■ **PROMPT**
Please report every line from the material that contains the word "level".

■ **DATA TO PROCESS**
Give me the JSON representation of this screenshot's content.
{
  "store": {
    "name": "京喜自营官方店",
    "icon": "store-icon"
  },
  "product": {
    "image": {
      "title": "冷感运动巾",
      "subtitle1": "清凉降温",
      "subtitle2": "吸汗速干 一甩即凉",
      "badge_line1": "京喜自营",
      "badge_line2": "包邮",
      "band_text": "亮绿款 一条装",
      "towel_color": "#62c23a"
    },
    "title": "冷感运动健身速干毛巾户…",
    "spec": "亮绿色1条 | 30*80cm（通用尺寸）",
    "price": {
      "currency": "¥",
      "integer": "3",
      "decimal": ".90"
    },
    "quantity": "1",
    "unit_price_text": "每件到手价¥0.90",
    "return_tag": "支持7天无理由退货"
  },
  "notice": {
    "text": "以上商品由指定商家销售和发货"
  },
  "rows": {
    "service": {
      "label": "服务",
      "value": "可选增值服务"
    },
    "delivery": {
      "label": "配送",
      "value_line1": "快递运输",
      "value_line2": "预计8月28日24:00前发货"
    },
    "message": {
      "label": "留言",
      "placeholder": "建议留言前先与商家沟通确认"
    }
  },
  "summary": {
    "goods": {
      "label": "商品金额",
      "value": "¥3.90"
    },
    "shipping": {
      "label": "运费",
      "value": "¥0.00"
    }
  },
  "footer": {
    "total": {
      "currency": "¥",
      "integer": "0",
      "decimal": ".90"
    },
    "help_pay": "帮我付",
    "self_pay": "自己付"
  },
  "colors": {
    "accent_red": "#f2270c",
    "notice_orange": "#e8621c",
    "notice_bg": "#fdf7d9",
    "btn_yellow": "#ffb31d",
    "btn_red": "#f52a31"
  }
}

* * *

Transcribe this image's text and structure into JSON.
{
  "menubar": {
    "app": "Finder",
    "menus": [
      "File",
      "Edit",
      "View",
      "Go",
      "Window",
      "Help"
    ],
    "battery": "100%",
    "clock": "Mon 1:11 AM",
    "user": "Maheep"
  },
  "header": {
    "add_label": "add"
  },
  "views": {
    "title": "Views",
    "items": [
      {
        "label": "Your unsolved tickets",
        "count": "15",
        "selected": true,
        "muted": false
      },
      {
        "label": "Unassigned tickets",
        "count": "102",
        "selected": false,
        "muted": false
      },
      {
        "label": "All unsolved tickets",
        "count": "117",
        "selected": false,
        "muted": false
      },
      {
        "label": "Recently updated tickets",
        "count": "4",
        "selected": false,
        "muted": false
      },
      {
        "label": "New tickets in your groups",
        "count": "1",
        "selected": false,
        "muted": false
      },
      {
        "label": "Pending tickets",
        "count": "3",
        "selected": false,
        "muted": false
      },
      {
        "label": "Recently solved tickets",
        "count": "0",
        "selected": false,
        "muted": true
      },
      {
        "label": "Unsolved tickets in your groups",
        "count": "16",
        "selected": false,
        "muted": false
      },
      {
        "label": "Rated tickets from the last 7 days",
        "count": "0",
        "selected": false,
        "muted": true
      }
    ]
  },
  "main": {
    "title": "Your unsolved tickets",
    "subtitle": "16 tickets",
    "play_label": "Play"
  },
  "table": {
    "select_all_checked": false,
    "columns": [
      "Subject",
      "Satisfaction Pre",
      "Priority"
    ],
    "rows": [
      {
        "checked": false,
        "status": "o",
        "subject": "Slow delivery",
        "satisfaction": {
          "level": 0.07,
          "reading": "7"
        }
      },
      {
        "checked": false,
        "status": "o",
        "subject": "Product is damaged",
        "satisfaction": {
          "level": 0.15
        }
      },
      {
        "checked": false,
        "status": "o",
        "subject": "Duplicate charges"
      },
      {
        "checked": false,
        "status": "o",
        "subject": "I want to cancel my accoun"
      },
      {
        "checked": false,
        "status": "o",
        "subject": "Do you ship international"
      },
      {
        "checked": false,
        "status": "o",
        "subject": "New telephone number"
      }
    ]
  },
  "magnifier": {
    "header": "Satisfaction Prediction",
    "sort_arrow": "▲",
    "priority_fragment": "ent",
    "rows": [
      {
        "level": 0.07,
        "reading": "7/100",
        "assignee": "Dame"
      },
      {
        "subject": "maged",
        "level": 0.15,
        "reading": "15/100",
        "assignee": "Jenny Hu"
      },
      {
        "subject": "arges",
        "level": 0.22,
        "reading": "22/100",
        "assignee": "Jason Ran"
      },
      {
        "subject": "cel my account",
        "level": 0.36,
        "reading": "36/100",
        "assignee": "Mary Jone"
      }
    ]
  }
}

■ **ANSWER TO THIS EXERCISE**
          "level": 0.07,
          "level": 0.15
        "level": 0.07,
        "level": 0.15,
        "level": 0.22,
        "level": 0.36,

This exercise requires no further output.